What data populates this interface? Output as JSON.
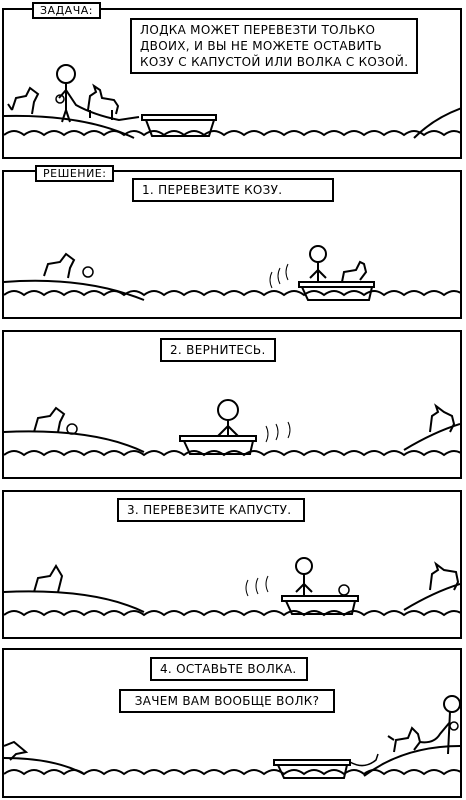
{
  "panels": [
    {
      "label": "ЗАДАЧА:",
      "caption_lines": [
        "ЛОДКА МОЖЕТ ПЕРЕВЕЗТИ ТОЛЬКО",
        "ДВОИХ, И ВЫ НЕ МОЖЕТЕ ОСТАВИТЬ",
        "КОЗУ С КАПУСТОЙ ИЛИ ВОЛКА С КОЗОЙ."
      ]
    },
    {
      "label": "РЕШЕНИЕ:",
      "caption": "1. ПЕРЕВЕЗИТЕ КОЗУ."
    },
    {
      "caption": "2. ВЕРНИТЕСЬ."
    },
    {
      "caption": "3. ПЕРЕВЕЗИТЕ КАПУСТУ."
    },
    {
      "caption": "4. ОСТАВЬТЕ ВОЛКА.",
      "caption2": "ЗАЧЕМ ВАМ ВООБЩЕ ВОЛК?"
    }
  ]
}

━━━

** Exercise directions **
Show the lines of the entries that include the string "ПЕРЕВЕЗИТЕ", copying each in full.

** Response box **
      "caption": "1. ПЕРЕВЕЗИТЕ КОЗУ."
      "caption": "3. ПЕРЕВЕЗИТЕ КАПУСТУ."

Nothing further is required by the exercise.